> _The problem_
Every line from the line containing "Give me the" to the end of the data must appear in the answer exactly as it appears there, and nothing else.

(Data shown begins)

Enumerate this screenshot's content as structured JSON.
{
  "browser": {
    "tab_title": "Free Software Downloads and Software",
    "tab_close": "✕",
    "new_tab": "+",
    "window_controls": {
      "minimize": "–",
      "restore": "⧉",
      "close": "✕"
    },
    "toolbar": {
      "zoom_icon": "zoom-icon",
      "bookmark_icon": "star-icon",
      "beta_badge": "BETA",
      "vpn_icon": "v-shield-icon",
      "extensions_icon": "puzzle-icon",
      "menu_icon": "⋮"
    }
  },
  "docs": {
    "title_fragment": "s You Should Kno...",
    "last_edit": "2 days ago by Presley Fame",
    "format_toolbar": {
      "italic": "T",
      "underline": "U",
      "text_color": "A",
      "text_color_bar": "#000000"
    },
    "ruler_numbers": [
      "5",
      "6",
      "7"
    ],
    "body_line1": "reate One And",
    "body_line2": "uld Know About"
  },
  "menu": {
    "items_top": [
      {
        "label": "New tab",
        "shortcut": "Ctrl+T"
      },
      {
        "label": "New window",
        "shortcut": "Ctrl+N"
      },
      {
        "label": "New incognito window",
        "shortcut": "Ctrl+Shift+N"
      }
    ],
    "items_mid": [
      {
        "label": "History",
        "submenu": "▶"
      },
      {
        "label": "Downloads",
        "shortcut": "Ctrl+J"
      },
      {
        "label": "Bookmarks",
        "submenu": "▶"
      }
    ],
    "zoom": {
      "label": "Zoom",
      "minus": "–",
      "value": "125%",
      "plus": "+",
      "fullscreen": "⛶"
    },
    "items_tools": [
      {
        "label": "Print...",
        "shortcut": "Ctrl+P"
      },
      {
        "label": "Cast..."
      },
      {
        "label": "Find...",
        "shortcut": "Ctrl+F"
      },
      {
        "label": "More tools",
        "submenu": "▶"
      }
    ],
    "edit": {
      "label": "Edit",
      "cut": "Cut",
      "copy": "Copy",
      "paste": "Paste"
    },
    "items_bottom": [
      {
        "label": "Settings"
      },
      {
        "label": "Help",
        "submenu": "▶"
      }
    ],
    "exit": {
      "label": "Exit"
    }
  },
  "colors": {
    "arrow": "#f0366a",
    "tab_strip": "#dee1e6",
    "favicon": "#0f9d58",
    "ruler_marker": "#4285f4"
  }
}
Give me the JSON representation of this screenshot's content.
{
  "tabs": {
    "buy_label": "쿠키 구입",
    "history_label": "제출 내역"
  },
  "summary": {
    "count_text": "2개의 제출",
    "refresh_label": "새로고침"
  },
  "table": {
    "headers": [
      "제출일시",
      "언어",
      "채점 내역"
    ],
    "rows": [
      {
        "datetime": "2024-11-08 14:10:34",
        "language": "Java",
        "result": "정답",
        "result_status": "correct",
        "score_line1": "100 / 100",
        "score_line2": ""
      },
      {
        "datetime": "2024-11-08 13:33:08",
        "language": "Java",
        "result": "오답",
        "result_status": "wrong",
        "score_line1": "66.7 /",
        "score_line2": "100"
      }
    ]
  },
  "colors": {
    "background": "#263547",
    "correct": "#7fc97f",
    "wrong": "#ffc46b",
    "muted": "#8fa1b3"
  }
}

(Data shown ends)

> _Task answer_
Give me the JSON representation of this screenshot's content.
{
  "tabs": {
    "buy_label": "쿠키 구입",
    "history_label": "제출 내역"
  },
  "summary": {
    "count_text": "2개의 제출",
    "refresh_label": "새로고침"
  },
  "table": {
    "headers": [
      "제출일시",
      "언어",
      "채점 내역"
    ],
    "rows": [
      {
        "datetime": "2024-11-08 14:10:34",
        "language": "Java",
        "result": "정답",
        "result_status": "correct",
        "score_line1": "100 / 100",
        "score_line2": ""
      },
      {
        "datetime": "2024-11-08 13:33:08",
        "language": "Java",
        "result": "오답",
        "result_status": "wrong",
        "score_line1": "66.7 /",
        "score_line2": "100"
      }
    ]
  },
  "colors": {
    "background": "#263547",
    "correct": "#7fc97f",
    "wrong": "#ffc46b",
    "muted": "#8fa1b3"
  }
}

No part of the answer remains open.